Shake it up, just like bad medicine

Warning: Do not use in replace of medical advice.
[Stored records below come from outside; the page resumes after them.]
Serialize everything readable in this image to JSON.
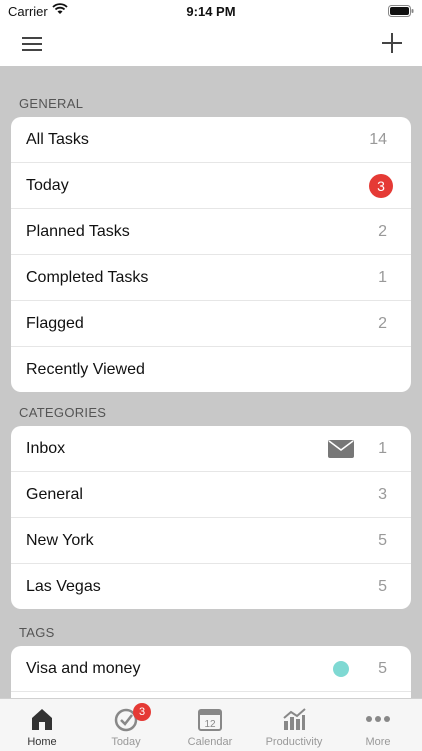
{
  "status": {
    "carrier": "Carrier",
    "time": "9:14 PM"
  },
  "general": {
    "header": "GENERAL",
    "items": [
      {
        "label": "All Tasks",
        "count": "14"
      },
      {
        "label": "Today",
        "badge": "3"
      },
      {
        "label": "Planned Tasks",
        "count": "2"
      },
      {
        "label": "Completed Tasks",
        "count": "1"
      },
      {
        "label": "Flagged",
        "count": "2"
      },
      {
        "label": "Recently Viewed"
      }
    ]
  },
  "categories": {
    "header": "CATEGORIES",
    "items": [
      {
        "label": "Inbox",
        "count": "1",
        "icon": "mail-icon"
      },
      {
        "label": "General",
        "count": "3"
      },
      {
        "label": "New York",
        "count": "5"
      },
      {
        "label": "Las Vegas",
        "count": "5"
      }
    ]
  },
  "tags": {
    "header": "TAGS",
    "items": [
      {
        "label": "Visa and money",
        "count": "5",
        "dot_color": "#7fd9d3"
      }
    ]
  },
  "tab_bar": {
    "tabs": [
      {
        "label": "Home",
        "icon": "home-icon"
      },
      {
        "label": "Today",
        "icon": "today-check-icon",
        "badge": "3"
      },
      {
        "label": "Calendar",
        "icon": "calendar-icon",
        "day": "12"
      },
      {
        "label": "Productivity",
        "icon": "productivity-icon"
      },
      {
        "label": "More",
        "icon": "more-icon"
      }
    ]
  },
  "colors": {
    "accent": "#e53a35",
    "tag_dot": "#7fd9d3",
    "background": "#c8c8c8"
  }
}
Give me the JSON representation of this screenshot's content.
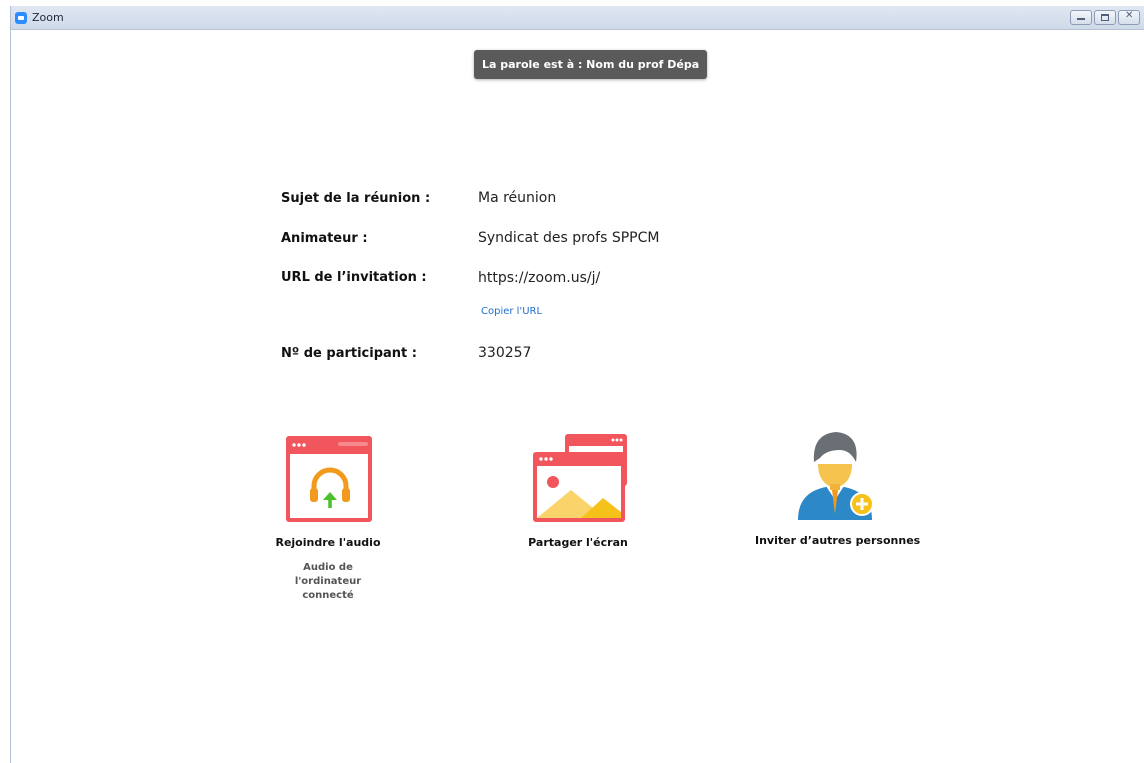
{
  "window": {
    "title": "Zoom"
  },
  "speaker": {
    "text": "La parole est à : Nom du prof Dépa"
  },
  "meeting": {
    "topic_label": "Sujet de la réunion :",
    "topic_value": "Ma réunion",
    "host_label": "Animateur :",
    "host_value": "Syndicat des profs SPPCM",
    "url_label": "URL de l’invitation :",
    "url_value": "https://zoom.us/j/",
    "copy_url": "Copier l'URL",
    "participant_label": "Nº de participant :",
    "participant_value": "330257"
  },
  "actions": {
    "join_audio": {
      "label": "Rejoindre l'audio",
      "sub_line1": "Audio de l'ordinateur",
      "sub_line2": "connecté",
      "icon": "headphones-window-icon"
    },
    "share_screen": {
      "label": "Partager l'écran",
      "icon": "share-screen-icon"
    },
    "invite": {
      "label": "Inviter d’autres personnes",
      "icon": "invite-person-icon"
    }
  },
  "colors": {
    "window_red": "#f0565b",
    "headphone_orange": "#f19a1b",
    "arrow_green": "#4cbf2c",
    "person_blue": "#2d88c8",
    "link_blue": "#1f6fd1"
  }
}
This is neither medical nor advice.

Q.  I’m running a tune-up race tomorrow and my back hurts for reasons that shall secretly remain a secret.  Should I try the pain reliever patch a stranger gave me for free at a race expo three years ago even though it expired one year ago and spent considerable time in direct sunlight despite the bolded do not store in sunlight warning?
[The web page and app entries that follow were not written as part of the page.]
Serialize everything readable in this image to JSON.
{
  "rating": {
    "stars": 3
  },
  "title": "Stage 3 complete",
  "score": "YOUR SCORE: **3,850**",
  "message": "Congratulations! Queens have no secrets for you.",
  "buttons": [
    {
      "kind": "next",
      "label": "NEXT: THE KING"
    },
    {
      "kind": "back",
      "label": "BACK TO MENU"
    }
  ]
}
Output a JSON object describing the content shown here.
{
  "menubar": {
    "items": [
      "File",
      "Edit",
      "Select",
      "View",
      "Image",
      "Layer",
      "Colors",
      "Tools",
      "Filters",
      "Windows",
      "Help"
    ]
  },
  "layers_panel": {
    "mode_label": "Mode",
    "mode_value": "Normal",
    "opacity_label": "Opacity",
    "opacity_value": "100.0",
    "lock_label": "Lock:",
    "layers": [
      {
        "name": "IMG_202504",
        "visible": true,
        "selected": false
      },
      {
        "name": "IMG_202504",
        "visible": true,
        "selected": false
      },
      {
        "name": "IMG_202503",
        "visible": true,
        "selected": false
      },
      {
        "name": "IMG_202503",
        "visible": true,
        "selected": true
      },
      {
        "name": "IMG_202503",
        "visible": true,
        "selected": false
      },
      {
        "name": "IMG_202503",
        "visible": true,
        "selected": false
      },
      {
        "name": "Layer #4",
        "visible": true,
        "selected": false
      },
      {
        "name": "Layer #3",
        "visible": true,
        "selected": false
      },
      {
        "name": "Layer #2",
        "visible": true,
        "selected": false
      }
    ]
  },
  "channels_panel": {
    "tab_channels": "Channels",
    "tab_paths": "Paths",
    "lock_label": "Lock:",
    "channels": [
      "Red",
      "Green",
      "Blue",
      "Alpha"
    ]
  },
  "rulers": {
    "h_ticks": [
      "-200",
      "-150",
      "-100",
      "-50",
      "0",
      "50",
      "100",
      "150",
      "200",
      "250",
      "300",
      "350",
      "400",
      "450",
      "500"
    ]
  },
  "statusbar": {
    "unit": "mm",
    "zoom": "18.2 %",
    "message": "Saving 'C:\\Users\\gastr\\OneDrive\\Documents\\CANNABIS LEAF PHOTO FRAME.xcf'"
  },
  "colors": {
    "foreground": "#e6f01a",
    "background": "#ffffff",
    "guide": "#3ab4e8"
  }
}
A.  Yes, you should use the patch.  Always trust free medical supplies distributed at race expos.  The ingredient list is impressive in that most of the words are long and unpronounceable.  If the patch burns do not remove it.  That means it is working.  If the patch itches do not remove it.  That means it is working.  If Husband notices a weird odor coming from the patch do not remove it.  That means it is working.  After up to but not exceeding eight hours of burning itchy smelly torture, the patch removal doubles as a back waxing.  Win win. 

Title: Bon Jovi – Bad Medicine. 1988.
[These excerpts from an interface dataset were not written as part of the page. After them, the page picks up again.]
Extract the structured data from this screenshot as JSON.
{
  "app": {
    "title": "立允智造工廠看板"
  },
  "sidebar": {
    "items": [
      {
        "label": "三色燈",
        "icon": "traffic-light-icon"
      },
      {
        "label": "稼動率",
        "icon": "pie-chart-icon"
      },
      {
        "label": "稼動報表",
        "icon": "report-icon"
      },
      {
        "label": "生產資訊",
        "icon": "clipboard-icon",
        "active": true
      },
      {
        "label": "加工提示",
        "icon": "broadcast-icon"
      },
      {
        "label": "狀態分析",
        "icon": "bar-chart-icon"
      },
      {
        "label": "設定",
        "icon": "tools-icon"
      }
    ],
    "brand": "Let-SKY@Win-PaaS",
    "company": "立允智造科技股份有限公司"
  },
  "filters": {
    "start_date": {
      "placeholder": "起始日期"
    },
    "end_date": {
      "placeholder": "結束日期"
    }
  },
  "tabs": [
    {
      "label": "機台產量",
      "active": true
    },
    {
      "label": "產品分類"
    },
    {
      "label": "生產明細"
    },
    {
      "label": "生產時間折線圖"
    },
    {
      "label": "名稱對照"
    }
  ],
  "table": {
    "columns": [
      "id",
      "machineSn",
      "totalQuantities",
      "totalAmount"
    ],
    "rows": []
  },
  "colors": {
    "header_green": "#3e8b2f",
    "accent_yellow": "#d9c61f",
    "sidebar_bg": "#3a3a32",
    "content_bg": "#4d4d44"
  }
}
A year has passed since I wrote my note

Dear Runshorts,

I’m not sure I can trust you.  I think you need a gentle reminder that, for you, the Around the Bay 30K is a run, not a race.  An expensive run so you can avoid the hated stop lights that are at least 20 minutes long.  In case you start getting silly ideas, I must remind you that last Saturday you ran 37K.  On Tuesday you ran an easy 8K but in minimalist shoes that graced your weary feet for the first time since September.  On Wednesday you ran slippery hill repeats in a snowstorm.  On Thursday you enjoyed a 75 minute athletic (euphemism for painful but in a good way) massage.  On Friday you went to the track for the first time in 20 weeks and ran loops into the wind, mysteriously in every direction.  Sunday is your day of rest.  30 restful kilometres. 

Do not screw this up by running too fast. 


Your voice of reason

Title: The Police – Message in a Bottle. 1979.

I don’t need no beast of burden

Monster month = monster appetite.  I need to feed the long run beast.  This happens every training cycle. 

Today at 2 pm, at my desk, I made s’mores.  My coworkers must secretly suspect I have a tape worm.  

I made s’mores without marshmallows because I don’t eat vile food that doesn’t look, smell, or taste like food.  Also I didn’t melt the chocolate.  I worried a bunsen burner might cross the fire code line.  Also I used cookies instead of graham crackers.  No reason, except one of convenience, as in I conveniently had cookies at my desk. 

So technically I ate a bag of animal cookies covered in chocolate buds.  Calling them s’mores sounds classier than calling it what it is.  A pathetic binge.  Yeah, it’s a sad scale when s’more is the sophisticated end point.  

 Title: Rolling Stones – Beast of Burden. 1978.

Warm beer and bread they said could raise the dead

Have you ever been asked that old nugget, if you could invite five people, living or dead, to dinner who would you invite and why?  Yeah, I hate that question too.  Let’s play, with the obvious running twist.  I’ll go first.

1. Terry Fox – Why?  Childhood hero.  I once went to a museum to look at his shoes.  So yeah, I’m a fan.

2. Jacqueline Gareau – Why?  She’s the one that Rosie Ruiz totally screwed over and she handled it with grace.

3. Simon Whitfield – Why?  My enormous crush He stars in one of my favourite Olympic moments and is the only person on the list I’ve run with FOR REAL. 

4. Roger Bannister – Why?  Science geek and runner.  Just like me.  Except for the neurologist and record breaking parts.

5. Roger Robinson – Why?  I love his articles on running and I think he’d be good at filling those inevitable awkward silences at the dinner table.

And if any of them send their regrets,

Tom Longboat – Why?  Controversy and stories of intrigue followed him as he raced – and often bested – the greats of the time (Shrubb, Pietri). 


Your turn!  (Conveniently bolded and exclamation marked so you know to reply.  Even if you only want one guest.  I know it’s a lot of work to host a dinner party, even an imaginary one with dead invitees).


Title: Jimmy Buffett – Cheeseburger in Paradise.  1978.